Engineering Students Develop Method to Keep CubeSats in Orbit Using Earth’s Magnetic Field for Propulsion

The CubeSat was designed and constructed thanks to the efforts of over 250 University of Michigan students.

(Image courtesy of the University of Michigan.)

(Image courtesy of the University of Michigan.)

A CubeSat called MiTEE, largely built by undergraduate students at the University of Michigan, was successfully deployed in January. A CubeSat is a small satellite that only weighs a few pounds. Its small size and relatively simple technology make it well-suited for educational projects about space exploration.

The students designed MiTEE to discover if small satellites could support propulsion methods that do not require any fuel. Typically, satellites within Earth’s atmosphere are slowed by the drag of atmospheric particles. To overcome this force, fuel is needed to propel the craft forward to stop it from crashing down to earth.

Due to the drag, small satellites typically do not remain in orbit very long. Their small size does not support fuel systems. However, the University of Michigan students wanted to discover if this small size could actually be advantageous.

The students are exploring if electromagnetism could be harnessed to propel the CubeSat. MiTEE consists of two cell phone-sized satellites connected by a long wire. In a news release, they explained that they could use the wire to “drive current in either direction using power from solar panels and close the electrical circuit through the Earth’s ionosphere. When a wire conducts a current in a magnetic field, that magnetic field exerts a force on the wire.”

If their theory works, they will be able to use Earth’s magnetic field to propel the craft and combat the atmospheric drag.
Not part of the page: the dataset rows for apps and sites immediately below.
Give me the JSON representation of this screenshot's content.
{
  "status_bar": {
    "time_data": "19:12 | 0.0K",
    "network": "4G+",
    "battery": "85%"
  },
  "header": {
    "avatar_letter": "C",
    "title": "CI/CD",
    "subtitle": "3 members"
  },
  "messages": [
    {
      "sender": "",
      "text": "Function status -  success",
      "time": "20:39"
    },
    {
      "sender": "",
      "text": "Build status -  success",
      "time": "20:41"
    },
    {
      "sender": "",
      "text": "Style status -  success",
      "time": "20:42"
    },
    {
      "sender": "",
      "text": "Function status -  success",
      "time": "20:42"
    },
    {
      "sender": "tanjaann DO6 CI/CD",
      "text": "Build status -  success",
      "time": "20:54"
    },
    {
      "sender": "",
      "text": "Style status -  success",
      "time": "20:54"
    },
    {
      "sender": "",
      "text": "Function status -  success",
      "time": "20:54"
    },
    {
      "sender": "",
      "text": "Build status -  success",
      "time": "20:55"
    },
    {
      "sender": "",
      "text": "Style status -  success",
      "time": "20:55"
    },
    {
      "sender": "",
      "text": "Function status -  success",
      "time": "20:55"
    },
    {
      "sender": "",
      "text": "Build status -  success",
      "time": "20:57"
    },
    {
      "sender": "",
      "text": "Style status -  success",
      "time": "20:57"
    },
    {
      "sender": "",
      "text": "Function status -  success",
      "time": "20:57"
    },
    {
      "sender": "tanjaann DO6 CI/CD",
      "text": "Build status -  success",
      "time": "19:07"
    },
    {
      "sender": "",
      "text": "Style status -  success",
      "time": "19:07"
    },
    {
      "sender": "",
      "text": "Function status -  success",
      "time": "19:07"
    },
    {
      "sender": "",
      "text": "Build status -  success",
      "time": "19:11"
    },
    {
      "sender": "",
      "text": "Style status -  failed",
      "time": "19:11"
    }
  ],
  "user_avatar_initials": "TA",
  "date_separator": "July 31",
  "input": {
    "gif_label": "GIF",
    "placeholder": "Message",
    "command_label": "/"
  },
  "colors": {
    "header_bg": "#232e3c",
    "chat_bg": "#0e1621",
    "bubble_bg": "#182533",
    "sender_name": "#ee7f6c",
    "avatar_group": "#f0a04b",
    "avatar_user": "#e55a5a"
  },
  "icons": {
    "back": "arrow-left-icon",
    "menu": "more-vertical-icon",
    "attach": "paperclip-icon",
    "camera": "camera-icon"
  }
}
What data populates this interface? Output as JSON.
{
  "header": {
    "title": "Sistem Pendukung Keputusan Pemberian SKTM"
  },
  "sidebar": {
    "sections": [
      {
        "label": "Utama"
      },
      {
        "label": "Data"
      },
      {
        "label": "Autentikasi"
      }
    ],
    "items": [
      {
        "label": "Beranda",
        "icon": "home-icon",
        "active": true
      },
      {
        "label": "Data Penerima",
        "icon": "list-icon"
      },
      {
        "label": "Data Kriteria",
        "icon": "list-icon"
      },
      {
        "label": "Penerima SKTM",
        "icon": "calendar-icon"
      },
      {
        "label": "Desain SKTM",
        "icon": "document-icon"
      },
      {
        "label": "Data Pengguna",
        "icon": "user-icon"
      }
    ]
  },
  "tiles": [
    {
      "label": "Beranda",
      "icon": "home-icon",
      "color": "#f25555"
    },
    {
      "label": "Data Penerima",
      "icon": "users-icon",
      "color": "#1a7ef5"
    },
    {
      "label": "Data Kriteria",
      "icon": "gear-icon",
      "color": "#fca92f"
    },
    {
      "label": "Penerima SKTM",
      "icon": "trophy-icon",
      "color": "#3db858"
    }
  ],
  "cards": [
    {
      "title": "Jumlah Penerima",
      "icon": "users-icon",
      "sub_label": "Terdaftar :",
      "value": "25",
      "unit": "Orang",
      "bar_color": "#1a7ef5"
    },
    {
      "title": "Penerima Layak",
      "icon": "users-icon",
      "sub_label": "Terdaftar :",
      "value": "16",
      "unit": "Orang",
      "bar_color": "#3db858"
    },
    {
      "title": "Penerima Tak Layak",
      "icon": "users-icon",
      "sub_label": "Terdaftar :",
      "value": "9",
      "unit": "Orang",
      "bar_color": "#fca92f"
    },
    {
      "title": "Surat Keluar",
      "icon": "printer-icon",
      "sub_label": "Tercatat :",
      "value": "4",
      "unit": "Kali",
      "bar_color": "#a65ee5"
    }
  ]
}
Such a propellent-less satellite is a completely new paradigm. This discovery could have important implications for future space exploration.

MiTEE was designed and built with the assistance of more than 250 students over six years. The goal of this first satellite is to test how much current can be drawn from the ionosphere in different conditions. This first test features a deployable rigid boom instead of a wire.

CubeSats offer scaled projects well-suited to foster collaboration between students and space agencies or space-focused industries. NASA, for example, has started a SmallSat Technology Partnership initiative to create such opportunities.

Chris Baker, Small Spacecraft Technology program executive, said, “The ability for educational institutions to take technology from the laboratory to orbit with low-cost small spacecraft provides an immense source of innovation and fresh perspective in the development of new space capabilities.”

Such programs give students real-world experience and help them understand how they can apply their STEM skills to solve problems in innovative ways. Lauren Citkowski, for example, worked on the MiTEE project for two-and-a-half years. During that time, she improved her technical skills, such as soldering and assembling electronics, and communication skills needed to work in an interdisciplinary environment.

The MiTEE project did not stop with the launch of the CubeSat. The University of Michigan students will continue to research the potential of propellent-less satellite technology. In the future, they plan to launch a CubeSat with a 30-foot wire tether to see if the satellite will indeed be propelled forward.